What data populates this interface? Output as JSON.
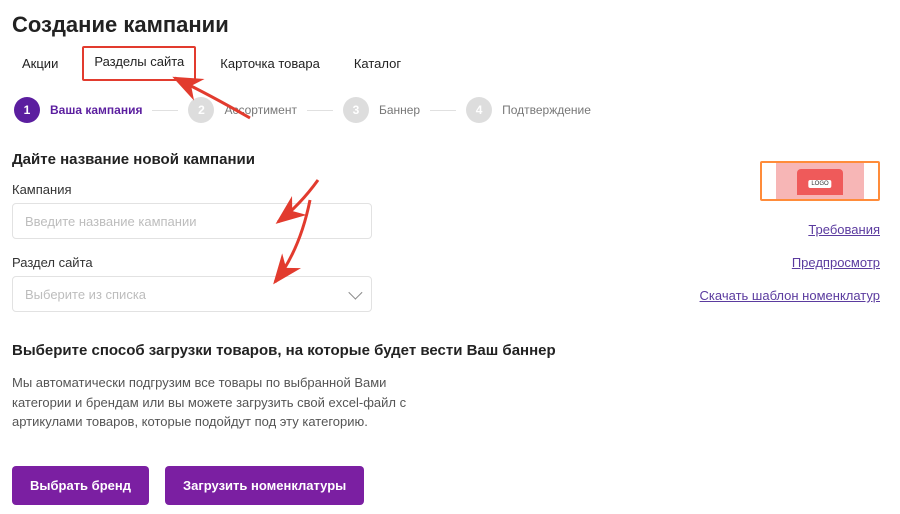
{
  "header": {
    "title": "Создание кампании"
  },
  "tabs": {
    "items": [
      {
        "label": "Акции"
      },
      {
        "label": "Разделы сайта"
      },
      {
        "label": "Карточка товара"
      },
      {
        "label": "Каталог"
      }
    ],
    "active_index": 1
  },
  "stepper": {
    "steps": [
      {
        "num": "1",
        "label": "Ваша кампания"
      },
      {
        "num": "2",
        "label": "Ассортимент"
      },
      {
        "num": "3",
        "label": "Баннер"
      },
      {
        "num": "4",
        "label": "Подтверждение"
      }
    ],
    "active_index": 0
  },
  "form": {
    "name_section_title": "Дайте название новой кампании",
    "campaign_label": "Кампания",
    "campaign_placeholder": "Введите название кампании",
    "campaign_value": "",
    "section_label": "Раздел сайта",
    "section_placeholder": "Выберите из списка",
    "section_value": ""
  },
  "upload": {
    "title": "Выберите способ загрузки товаров, на которые будет вести Ваш баннер",
    "helper": "Мы автоматически подгрузим все товары по выбранной Вами категории и брендам или вы можете загрузить свой excel-файл с артикулами товаров, которые подойдут под эту категорию."
  },
  "buttons": {
    "choose_brand": "Выбрать бренд",
    "upload_nomenclature": "Загрузить номенклатуры"
  },
  "sidebar": {
    "thumb_label": "LOGO",
    "links": {
      "requirements": "Требования",
      "preview": "Предпросмотр",
      "download_template": "Скачать шаблон номенклатур"
    }
  },
  "colors": {
    "accent": "#5b1e9f",
    "button": "#7b1fa2",
    "highlight_border": "#e23b2e",
    "thumb_border": "#ff8c3a"
  }
}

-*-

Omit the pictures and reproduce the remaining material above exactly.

- **Answer section**
What data populates this interface? Output as JSON.
{
  "header": {
    "title": "Создание кампании"
  },
  "tabs": {
    "items": [
      {
        "label": "Акции"
      },
      {
        "label": "Разделы сайта"
      },
      {
        "label": "Карточка товара"
      },
      {
        "label": "Каталог"
      }
    ],
    "active_index": 1
  },
  "stepper": {
    "steps": [
      {
        "num": "1",
        "label": "Ваша кампания"
      },
      {
        "num": "2",
        "label": "Ассортимент"
      },
      {
        "num": "3",
        "label": "Баннер"
      },
      {
        "num": "4",
        "label": "Подтверждение"
      }
    ],
    "active_index": 0
  },
  "form": {
    "name_section_title": "Дайте название новой кампании",
    "campaign_label": "Кампания",
    "campaign_placeholder": "Введите название кампании",
    "campaign_value": "",
    "section_label": "Раздел сайта",
    "section_placeholder": "Выберите из списка",
    "section_value": ""
  },
  "upload": {
    "title": "Выберите способ загрузки товаров, на которые будет вести Ваш баннер",
    "helper": "Мы автоматически подгрузим все товары по выбранной Вами категории и брендам или вы можете загрузить свой excel-файл с артикулами товаров, которые подойдут под эту категорию."
  },
  "buttons": {
    "choose_brand": "Выбрать бренд",
    "upload_nomenclature": "Загрузить номенклатуры"
  },
  "sidebar": {
    "thumb_label": "LOGO",
    "links": {
      "requirements": "Требования",
      "preview": "Предпросмотр",
      "download_template": "Скачать шаблон номенклатур"
    }
  },
  "colors": {
    "accent": "#5b1e9f",
    "button": "#7b1fa2",
    "highlight_border": "#e23b2e",
    "thumb_border": "#ff8c3a"
  }
}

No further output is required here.